(From "The Book of Catherine Wells" - short stories and poems - published in 1928 after Catherine's death by Chatto and Windus, London, 1928, page 201).

Sunday, 11 June 2017

Ianthe Bridgman JERROLD (1898 - 1977) - British

Ianthe was born in Kensington, London, UK in 1898.  Her parents were Walter Copeland Jarrold, a journalist and author, and his wife Clara Armstrong Jarrold, nee Bridgman, who was also a journalist and author.  Ianthe was one of six daughters – Daphne, b. 1899, Phyllis, b. 1899, Hebe, b. 1901, Althea, b/ 1902 and Florence, b. 1913.   Walter’s brother Cyril was a teacher of blind people.

In 1901, the family are listed as living in Kingston in Surrey.
Ianthe married George J. Menges in Paddington in 1927.   She was a very successful writer and travelled to America several times between 1947 and 1958.   She died in Kensington in 1977.
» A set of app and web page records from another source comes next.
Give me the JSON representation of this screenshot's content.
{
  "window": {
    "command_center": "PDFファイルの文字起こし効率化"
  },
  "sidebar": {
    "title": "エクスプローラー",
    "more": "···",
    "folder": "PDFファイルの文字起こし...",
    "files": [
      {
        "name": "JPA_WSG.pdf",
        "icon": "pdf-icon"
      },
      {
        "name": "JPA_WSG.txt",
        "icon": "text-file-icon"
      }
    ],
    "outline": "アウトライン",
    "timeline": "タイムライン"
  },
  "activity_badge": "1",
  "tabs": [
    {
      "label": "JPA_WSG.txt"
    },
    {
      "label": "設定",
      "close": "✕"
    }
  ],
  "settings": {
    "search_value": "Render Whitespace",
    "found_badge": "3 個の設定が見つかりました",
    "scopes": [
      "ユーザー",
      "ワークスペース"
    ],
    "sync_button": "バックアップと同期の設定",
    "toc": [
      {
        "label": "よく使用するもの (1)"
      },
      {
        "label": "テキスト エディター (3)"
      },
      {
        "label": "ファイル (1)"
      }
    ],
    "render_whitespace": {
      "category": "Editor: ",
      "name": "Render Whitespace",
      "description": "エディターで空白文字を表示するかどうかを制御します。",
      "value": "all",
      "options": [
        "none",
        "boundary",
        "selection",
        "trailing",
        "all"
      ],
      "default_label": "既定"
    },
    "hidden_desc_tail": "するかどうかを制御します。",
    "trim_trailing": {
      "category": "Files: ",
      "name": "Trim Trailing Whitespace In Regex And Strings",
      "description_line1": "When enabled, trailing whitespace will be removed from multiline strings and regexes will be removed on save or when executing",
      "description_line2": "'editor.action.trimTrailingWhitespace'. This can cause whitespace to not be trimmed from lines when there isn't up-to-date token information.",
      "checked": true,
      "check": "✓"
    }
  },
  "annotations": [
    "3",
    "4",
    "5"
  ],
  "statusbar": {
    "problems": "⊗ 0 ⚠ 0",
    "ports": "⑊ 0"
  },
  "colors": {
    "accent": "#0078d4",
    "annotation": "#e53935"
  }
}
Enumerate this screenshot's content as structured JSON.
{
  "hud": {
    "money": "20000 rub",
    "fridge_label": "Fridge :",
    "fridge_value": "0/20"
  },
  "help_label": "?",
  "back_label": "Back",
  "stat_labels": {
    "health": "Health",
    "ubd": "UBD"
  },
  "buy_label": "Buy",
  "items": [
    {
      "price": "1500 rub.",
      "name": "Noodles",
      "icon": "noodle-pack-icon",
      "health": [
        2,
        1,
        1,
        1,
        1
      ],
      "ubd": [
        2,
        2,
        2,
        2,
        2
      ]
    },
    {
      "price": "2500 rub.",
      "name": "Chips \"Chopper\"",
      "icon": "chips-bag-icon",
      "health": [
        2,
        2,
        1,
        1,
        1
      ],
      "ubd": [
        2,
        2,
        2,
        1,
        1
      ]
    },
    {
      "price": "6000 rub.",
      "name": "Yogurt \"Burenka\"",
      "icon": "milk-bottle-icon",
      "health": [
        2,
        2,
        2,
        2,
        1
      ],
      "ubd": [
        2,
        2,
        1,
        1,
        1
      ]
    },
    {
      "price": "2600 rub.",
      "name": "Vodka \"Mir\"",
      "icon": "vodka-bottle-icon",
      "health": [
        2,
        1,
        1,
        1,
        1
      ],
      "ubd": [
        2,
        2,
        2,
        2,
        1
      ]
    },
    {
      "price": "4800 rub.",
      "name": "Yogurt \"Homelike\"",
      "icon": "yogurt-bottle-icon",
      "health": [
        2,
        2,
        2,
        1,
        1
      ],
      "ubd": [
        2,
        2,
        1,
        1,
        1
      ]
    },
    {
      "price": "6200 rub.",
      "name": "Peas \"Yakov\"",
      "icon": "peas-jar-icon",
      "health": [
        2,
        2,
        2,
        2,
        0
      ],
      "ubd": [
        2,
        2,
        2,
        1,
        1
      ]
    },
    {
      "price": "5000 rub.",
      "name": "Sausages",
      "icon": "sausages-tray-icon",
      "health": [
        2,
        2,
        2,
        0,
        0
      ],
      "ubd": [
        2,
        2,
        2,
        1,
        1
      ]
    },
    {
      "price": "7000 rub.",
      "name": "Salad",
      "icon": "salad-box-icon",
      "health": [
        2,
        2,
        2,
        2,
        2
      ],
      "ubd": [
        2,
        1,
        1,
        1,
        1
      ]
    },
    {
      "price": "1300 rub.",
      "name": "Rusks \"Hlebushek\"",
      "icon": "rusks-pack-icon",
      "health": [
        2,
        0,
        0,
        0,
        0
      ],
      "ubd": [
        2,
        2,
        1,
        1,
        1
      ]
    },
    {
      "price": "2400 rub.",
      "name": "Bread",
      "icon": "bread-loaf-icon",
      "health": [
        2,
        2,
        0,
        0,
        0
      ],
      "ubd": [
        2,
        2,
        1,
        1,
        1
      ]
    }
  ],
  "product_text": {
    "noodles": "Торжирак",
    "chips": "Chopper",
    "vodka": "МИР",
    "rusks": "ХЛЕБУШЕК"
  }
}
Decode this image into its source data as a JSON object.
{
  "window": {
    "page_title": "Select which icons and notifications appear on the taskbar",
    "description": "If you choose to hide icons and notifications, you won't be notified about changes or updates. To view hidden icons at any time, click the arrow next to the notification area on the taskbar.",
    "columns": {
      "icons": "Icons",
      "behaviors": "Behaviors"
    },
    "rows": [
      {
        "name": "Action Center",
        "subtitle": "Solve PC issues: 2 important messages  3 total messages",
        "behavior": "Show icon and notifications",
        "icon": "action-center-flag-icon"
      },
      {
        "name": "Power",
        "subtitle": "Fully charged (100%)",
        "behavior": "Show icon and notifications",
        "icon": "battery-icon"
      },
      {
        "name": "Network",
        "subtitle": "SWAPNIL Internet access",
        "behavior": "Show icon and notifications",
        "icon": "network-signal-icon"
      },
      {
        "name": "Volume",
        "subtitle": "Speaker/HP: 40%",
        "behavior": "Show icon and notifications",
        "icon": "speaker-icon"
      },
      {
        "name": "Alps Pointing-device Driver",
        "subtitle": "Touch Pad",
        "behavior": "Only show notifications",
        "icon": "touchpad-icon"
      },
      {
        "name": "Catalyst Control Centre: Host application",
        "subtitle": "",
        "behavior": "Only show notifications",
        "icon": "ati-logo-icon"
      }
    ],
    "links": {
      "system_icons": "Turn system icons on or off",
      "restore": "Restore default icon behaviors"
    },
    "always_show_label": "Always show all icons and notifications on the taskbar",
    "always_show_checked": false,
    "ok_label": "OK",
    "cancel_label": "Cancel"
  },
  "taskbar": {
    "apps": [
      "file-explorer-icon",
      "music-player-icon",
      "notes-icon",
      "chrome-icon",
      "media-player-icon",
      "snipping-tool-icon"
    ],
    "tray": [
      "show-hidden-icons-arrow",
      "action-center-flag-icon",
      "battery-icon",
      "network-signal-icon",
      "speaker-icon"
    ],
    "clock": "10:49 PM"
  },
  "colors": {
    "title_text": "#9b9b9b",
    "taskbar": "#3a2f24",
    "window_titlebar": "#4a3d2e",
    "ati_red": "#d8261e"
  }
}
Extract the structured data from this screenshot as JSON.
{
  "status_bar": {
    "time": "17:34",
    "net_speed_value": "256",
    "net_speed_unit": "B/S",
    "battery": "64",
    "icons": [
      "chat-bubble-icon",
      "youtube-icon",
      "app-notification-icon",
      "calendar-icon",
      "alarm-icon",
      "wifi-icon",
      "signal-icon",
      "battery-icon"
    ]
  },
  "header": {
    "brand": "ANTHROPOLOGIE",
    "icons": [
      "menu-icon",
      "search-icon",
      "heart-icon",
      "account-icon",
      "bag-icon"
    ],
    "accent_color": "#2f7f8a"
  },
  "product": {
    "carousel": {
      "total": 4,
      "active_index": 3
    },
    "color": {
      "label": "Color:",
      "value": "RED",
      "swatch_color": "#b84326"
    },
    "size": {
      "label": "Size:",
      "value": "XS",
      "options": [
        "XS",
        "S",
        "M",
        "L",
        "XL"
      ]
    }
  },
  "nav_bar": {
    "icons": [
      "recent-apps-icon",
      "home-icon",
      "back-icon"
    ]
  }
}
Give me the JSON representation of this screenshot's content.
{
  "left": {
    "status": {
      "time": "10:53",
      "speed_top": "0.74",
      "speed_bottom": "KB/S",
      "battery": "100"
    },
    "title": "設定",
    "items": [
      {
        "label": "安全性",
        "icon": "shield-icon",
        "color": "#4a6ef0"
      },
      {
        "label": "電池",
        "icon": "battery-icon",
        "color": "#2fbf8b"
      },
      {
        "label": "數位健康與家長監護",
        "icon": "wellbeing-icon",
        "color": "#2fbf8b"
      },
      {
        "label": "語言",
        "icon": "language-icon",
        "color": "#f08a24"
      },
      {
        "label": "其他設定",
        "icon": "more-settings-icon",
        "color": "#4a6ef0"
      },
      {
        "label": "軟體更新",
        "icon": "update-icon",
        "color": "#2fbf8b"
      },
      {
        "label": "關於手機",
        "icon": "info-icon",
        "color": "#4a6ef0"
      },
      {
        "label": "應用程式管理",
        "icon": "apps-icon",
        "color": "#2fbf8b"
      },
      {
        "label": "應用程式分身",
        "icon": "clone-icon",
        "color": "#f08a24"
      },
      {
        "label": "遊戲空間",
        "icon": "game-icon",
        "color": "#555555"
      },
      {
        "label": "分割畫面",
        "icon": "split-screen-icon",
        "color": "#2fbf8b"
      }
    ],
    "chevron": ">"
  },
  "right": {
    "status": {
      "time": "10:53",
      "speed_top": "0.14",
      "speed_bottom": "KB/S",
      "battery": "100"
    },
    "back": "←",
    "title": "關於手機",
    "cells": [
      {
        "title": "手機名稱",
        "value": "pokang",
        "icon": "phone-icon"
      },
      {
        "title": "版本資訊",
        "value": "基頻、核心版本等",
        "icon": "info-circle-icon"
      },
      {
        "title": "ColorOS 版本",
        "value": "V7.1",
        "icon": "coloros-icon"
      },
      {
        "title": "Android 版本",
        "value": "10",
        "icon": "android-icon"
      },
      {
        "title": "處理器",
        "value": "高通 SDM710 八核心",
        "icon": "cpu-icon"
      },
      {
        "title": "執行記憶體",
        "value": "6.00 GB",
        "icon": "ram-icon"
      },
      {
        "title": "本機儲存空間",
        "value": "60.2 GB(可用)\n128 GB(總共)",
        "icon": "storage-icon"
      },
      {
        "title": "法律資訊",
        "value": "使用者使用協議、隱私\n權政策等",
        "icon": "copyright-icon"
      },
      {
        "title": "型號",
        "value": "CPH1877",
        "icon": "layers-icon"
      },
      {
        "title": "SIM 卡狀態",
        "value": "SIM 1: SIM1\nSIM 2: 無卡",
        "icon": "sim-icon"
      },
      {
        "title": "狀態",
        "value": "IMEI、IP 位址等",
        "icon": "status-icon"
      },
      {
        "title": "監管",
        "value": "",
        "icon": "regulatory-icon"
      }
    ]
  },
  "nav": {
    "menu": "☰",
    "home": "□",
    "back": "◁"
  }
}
Ianthe had her first volume of poetry published when she was a schoolgirl during the First World War, under the title "The Road of Life and Other Poems" (Erskine Macdonald, London 1915) in the series Little Books of Georgian Verse.

Sources: Catherine W. Reilly "English Poetry of the First World War A Bibliography" (St. Martin's Press, New York, 1978) Find my Past, Free BMD and

Thursday, 8 June 2017

Nora C. Hotblack (1866 - 1949) - British

I was looking through Reilly's Bibliography of First World War English poetry when I noticed an entry HOTBLACK N. and had to find out more.
Nora Constance Hotblack was born Nora Constance Candler in Lee, Kent, UK in 1866.  She married Herbert Arthur Hotblack (1858 - 1899) in Lewisham, Kent in June 1885.
On the 1901 Census, Nora is listed as a Widow and Owner of a Brewery - Kidd and Hotblack in Brighton. Also listed are Norah N. Hotblack, b. 1890 and Frank A. Hotblack, b. 1896. A cousin of Nora - Mary E. Candler - was also living in the house in Cuckfield, Sussex. 
Nora wrote a volume of poems entitled "Stray thoughts", which was originally called "A few poems" and published by Stockwell in 1924.   Frank A. Hotblack, who served in the British Army during WW1, edited his mother's volume of poems.  Reilly mentioned that no copies of the first and second editions of the collection were traced.
If anyone has any further information please get in touch as I should like to add Nora to my List of Female Poets of the First World War. 
Sources: Catherine W. Reilly "English Poetry of the First World War A Bibliography" (St. Martin's Press, New York, 1978) p. 174.  Find my Past and Free BMD.